Aug. 31, 2004 -- Bring on the calcium and don't worry about the scale. Young girls can eat calcium-rich foods without increasing their risk of gaining weight, according to Creighton University researchers.
Youth is a crucial time for building bones. Near-maximum or peak bone density occurs by age 18 and an adequate intake of calcium is necessary to attain and maintain healthy bones and prevent future risks of osteoporosis. But many young American girls don't get enough calcium in their diets. There are also concerns that dairy foods, which are rich in calcium, may lead to weight gain.
In fact, 9- to 13-year-old girls in the U.S. on average get 69% of the recommended calcium intake. The numbers are even lower for 14- to 18-year-old girls, who average getting 55% of the recommended level. The recommended intake of calcium for children and adolescent girls of this age is 1,300 milligrams per day.
Nursing and medicine professor Joan Lappe, PhD, RN, and colleagues studied 59 girls aged 9. Thirty-two were randomly assigned to a high-calcium diet; the rest ate normally.
The girls in the calcium group were told to consume at least 1,500 milligrams of calcium per day, and it had to come from food, not supplements. The average intake of calcium in the other group was 1,000 milligrams per day.
To help out, the researchers taught the girls and their parents how to pick calcium-rich or calcium-fortified foods and provided a "credit card" for purchases.
No Major Difference in Weight, Fat Mass in Calcium Group
Throughout the two-year study, the test group got more than 70% of their dietary calcium from dairy foods including milk, cheese, ice cream, and yogurt. They also ate calcium-fortified foods.
Every three months, the girls from both groups turned in their food journals and had their height, weight, physical activity, and health checked.
Bone mass and body composition (fat and muscle mass) were measured twice a year, and the researchers also tracked the girls' intake of 14 nutrients.
The results showed no significant difference between the groups in height, weight, BMI, muscle amount, or fat mass, even though the test group consumed nearly twice as much dietary calcium. Primarily their intake of calcium was from diary products.
All that extra calcium didn't break the bank. Overall, the families spent $9.81 per week to buy their calcium-rich foods.

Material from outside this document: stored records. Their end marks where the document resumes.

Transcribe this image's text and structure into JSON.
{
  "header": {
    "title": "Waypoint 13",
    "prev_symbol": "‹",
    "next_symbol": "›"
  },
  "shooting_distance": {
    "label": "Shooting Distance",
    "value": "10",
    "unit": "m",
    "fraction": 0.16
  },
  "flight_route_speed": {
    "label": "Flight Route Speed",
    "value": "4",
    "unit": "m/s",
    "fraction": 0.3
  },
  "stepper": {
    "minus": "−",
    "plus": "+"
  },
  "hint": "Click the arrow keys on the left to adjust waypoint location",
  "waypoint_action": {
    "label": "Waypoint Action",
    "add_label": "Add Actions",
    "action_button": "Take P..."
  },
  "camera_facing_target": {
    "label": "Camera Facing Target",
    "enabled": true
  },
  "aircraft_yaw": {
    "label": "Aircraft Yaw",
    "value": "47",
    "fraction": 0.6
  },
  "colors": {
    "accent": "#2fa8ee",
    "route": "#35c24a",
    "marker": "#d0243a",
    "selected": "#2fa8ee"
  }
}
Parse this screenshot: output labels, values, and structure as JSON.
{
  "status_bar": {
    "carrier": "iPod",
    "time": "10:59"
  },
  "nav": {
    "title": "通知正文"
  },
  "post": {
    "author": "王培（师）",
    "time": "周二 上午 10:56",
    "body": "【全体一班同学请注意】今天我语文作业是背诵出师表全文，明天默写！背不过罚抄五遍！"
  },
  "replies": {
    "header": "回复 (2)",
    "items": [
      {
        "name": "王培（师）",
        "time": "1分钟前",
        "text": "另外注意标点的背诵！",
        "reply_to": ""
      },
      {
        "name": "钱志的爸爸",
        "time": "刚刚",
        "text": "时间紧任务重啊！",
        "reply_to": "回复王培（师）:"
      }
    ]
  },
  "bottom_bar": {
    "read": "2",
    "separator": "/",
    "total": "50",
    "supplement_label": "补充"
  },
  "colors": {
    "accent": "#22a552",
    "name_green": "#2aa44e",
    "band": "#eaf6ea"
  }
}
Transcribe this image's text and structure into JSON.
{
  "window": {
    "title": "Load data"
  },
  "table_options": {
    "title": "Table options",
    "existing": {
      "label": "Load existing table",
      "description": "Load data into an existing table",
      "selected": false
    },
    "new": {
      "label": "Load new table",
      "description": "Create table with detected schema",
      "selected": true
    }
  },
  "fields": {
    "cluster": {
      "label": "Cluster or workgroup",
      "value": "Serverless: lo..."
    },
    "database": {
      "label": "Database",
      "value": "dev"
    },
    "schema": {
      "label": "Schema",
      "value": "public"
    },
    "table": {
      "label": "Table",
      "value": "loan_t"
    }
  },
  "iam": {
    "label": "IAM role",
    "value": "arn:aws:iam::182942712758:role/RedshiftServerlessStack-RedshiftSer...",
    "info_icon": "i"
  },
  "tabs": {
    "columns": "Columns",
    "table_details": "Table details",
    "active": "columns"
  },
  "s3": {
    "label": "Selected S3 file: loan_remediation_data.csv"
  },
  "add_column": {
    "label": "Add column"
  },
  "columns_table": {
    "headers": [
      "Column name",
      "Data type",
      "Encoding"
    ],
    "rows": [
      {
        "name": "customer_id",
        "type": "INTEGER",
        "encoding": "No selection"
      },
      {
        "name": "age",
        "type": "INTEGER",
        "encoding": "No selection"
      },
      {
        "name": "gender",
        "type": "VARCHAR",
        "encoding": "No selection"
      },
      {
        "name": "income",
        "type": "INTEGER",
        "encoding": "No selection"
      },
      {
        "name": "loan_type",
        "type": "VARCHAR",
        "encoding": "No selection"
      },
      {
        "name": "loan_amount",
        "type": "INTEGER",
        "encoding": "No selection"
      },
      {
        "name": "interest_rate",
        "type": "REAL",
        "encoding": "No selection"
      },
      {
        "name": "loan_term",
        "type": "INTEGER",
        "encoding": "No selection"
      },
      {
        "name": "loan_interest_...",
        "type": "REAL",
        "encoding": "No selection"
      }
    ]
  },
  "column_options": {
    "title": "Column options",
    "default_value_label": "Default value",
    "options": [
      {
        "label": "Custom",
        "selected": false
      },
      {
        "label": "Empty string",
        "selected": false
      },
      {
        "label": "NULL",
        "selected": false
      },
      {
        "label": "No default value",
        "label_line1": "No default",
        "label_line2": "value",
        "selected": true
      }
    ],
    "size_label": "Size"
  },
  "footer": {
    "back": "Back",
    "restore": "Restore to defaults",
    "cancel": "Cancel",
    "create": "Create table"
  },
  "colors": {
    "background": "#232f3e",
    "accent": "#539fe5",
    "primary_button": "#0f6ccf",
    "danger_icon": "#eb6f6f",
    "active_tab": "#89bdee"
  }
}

The take-home message: "... calcium-rich diets do not increase the risk of excessive weight gain," write the researchers in the Journal of the American Dietetic Association.